Requirement.
Return the data below unchanged, without images.

Data records for software interfaces:
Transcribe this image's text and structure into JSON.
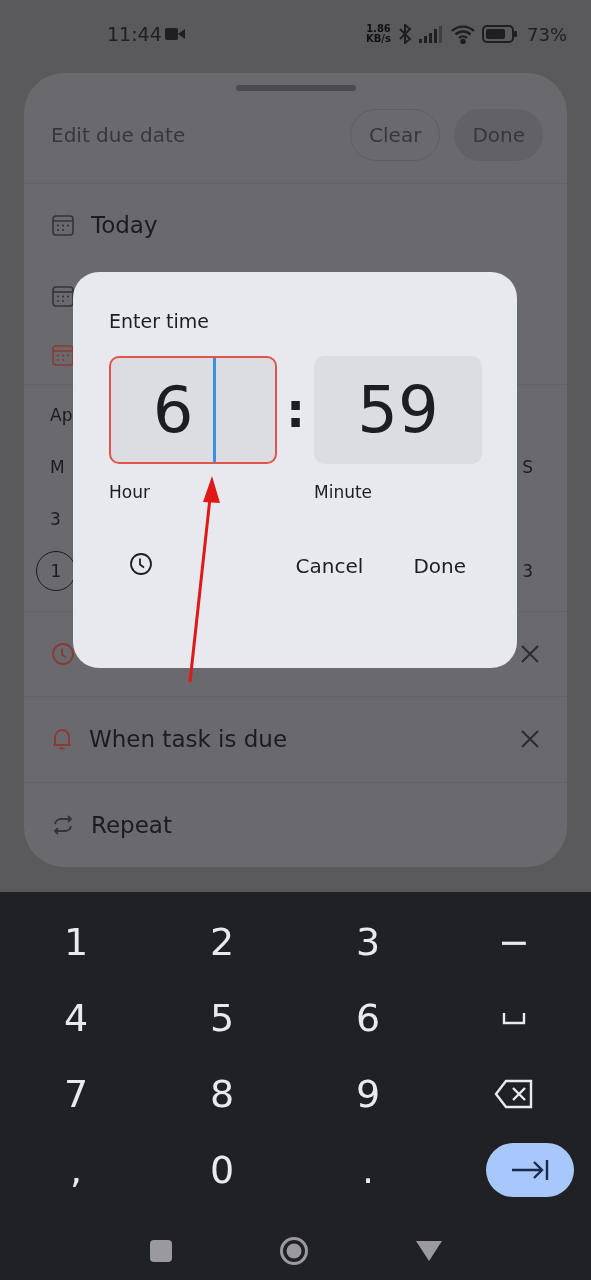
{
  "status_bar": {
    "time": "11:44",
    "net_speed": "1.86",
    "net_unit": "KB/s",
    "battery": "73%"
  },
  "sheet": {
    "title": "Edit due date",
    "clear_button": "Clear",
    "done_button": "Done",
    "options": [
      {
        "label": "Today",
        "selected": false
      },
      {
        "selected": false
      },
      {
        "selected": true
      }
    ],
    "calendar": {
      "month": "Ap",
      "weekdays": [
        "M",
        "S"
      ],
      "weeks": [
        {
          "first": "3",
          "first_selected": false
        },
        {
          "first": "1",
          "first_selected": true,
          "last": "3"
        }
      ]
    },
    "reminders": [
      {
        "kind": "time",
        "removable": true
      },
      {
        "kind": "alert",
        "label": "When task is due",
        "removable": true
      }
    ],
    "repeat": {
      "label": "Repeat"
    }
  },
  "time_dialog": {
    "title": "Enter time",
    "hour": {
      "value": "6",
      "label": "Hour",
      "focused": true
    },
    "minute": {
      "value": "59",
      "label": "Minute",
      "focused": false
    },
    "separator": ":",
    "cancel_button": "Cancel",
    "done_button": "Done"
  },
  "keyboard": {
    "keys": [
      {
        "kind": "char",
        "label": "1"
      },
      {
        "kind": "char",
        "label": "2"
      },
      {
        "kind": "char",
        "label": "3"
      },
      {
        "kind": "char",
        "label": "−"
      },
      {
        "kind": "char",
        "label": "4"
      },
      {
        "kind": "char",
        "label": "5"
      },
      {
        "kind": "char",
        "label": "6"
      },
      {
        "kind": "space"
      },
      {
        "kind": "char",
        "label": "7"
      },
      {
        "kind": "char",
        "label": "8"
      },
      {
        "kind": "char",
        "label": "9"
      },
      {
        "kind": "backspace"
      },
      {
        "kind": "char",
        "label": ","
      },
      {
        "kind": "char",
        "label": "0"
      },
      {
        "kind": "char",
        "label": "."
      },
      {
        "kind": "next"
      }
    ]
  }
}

Answer space.
Transcribe this image's text and structure into JSON.
{
  "status_bar": {
    "time": "11:44",
    "net_speed": "1.86",
    "net_unit": "KB/s",
    "battery": "73%"
  },
  "sheet": {
    "title": "Edit due date",
    "clear_button": "Clear",
    "done_button": "Done",
    "options": [
      {
        "label": "Today",
        "selected": false
      },
      {
        "selected": false
      },
      {
        "selected": true
      }
    ],
    "calendar": {
      "month": "Ap",
      "weekdays": [
        "M",
        "S"
      ],
      "weeks": [
        {
          "first": "3",
          "first_selected": false
        },
        {
          "first": "1",
          "first_selected": true,
          "last": "3"
        }
      ]
    },
    "reminders": [
      {
        "kind": "time",
        "removable": true
      },
      {
        "kind": "alert",
        "label": "When task is due",
        "removable": true
      }
    ],
    "repeat": {
      "label": "Repeat"
    }
  },
  "time_dialog": {
    "title": "Enter time",
    "hour": {
      "value": "6",
      "label": "Hour",
      "focused": true
    },
    "minute": {
      "value": "59",
      "label": "Minute",
      "focused": false
    },
    "separator": ":",
    "cancel_button": "Cancel",
    "done_button": "Done"
  },
  "keyboard": {
    "keys": [
      {
        "kind": "char",
        "label": "1"
      },
      {
        "kind": "char",
        "label": "2"
      },
      {
        "kind": "char",
        "label": "3"
      },
      {
        "kind": "char",
        "label": "−"
      },
      {
        "kind": "char",
        "label": "4"
      },
      {
        "kind": "char",
        "label": "5"
      },
      {
        "kind": "char",
        "label": "6"
      },
      {
        "kind": "space"
      },
      {
        "kind": "char",
        "label": "7"
      },
      {
        "kind": "char",
        "label": "8"
      },
      {
        "kind": "char",
        "label": "9"
      },
      {
        "kind": "backspace"
      },
      {
        "kind": "char",
        "label": ","
      },
      {
        "kind": "char",
        "label": "0"
      },
      {
        "kind": "char",
        "label": "."
      },
      {
        "kind": "next"
      }
    ]
  }
}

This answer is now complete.